Later, sitting in the cafeteria with Theo eating a hot dog, tater tots and drinking a blue slurpee I ask Theo if the Rock, Paper, Scissor game was fun. He said it was kind of silly. I told him it looked kind of silly too. I’m just about to ask him why he thinks paper beats rock but decide to just let it be.
Theo, Ollie, and I snuck out to Bay St. for an afternoon glass off. Conditions were foggy, cold and closing out. Ollie is pictured with his new 5′-8″ Guy Okazaki board he received for his 9th birthday. It was one of those days when even the cold beach showers feel warm compared to the ocean and trying to get your wetsuit off with fingers that feel like frozen french fries is almost impossible.
Every year on this, the shortest night of the year, we have a wintry dinner with our friends the Kubani’s and walk our meal off with our annual stroll down to Ocean Avenue to see the Santa Monica tradition of â€œThe Christmas Storyâ€. A tradition since 1953, it consists of chain linked fenced tableaus of biblical scenes highlighting the birth of the Baby Jesus.
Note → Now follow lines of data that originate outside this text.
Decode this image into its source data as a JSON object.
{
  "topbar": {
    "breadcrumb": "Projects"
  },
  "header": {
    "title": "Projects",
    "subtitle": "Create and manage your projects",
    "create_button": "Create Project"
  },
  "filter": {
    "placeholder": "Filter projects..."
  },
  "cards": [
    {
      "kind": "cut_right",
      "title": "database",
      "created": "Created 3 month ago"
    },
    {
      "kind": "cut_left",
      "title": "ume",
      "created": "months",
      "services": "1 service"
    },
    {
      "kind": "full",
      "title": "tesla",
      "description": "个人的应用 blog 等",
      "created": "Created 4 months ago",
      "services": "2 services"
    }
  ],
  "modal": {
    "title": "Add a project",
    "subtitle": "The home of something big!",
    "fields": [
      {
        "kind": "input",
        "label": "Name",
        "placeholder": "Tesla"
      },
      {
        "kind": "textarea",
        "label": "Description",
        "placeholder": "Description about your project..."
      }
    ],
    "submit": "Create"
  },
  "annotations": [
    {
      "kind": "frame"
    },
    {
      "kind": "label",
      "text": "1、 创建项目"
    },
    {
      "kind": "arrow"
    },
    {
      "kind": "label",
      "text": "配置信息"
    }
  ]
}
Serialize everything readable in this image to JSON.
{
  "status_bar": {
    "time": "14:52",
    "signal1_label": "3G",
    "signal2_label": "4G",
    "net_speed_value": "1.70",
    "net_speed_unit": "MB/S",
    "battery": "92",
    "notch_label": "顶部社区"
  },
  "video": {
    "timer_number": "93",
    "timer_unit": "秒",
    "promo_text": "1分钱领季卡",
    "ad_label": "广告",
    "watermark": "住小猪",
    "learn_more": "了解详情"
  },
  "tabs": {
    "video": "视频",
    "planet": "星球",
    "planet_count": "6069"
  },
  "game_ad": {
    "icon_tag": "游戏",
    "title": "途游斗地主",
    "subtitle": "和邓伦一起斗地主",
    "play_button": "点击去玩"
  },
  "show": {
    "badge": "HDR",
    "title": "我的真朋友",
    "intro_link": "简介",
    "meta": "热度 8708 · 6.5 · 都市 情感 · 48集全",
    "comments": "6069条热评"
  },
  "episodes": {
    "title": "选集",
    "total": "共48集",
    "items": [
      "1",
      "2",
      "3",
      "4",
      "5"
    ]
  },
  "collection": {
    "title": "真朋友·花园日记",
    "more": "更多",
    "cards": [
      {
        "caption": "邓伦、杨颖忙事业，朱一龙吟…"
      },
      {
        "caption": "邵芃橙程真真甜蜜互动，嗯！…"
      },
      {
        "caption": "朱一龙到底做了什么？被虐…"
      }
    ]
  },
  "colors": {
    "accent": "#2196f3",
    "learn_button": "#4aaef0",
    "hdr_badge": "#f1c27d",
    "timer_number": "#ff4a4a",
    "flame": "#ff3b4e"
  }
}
Each tableau, sponsored by a local church is comprised of old mannequins from Hensheyâ€™s Department Store(defunct since 1993) dressed in cheap fake beards, Topsider loafers, and caftans from old Hensheyâ€™s stock telling â€œThe Christmas Story.â€
This year we learned that each precious chunk of chain link parkland was awarded on a lottery basis and that the atheists somehow acquired 9 out of 12 pieces of this sacred ground. Word is around Santa Monica is the atheists did some ballot stuffing.
It’s not that we ever walked away from the nativity scenes with an understanding of the true meaning of Christmas, after all these are mannequins dressed up in 1970′s clothing, but this year the 1″x 3″ posts with signs driven into the ground with quotes from Thomas Jefferson, Robert Ingersoll and strangely enough from a Kundalini yoga source left us with an empty confused almost ripped off feeling.
After visiting the Baby Jesus we stop in at the Miramar Fairmont Hotel to see a large train track set up around the city of Santa Monica constructed entirely of candy. But this year there’s no trains and no city made of candy. The woman behind the front desk says, “Oh, we haven’t had the trains set up in a couple of years.” Another source blames budget cuts. Â No baby Jesus, no angels and no trains. Atheists and Liars!
Back home our faith is restored with the traditional lighting of the flaming Christmas pudding by Catriona. Instead of brandy to ignite the dessert, this year she used tequila, which was might sound out of character, but gave off a beautiful everlasting flame that warmed thisÂ pagan heart.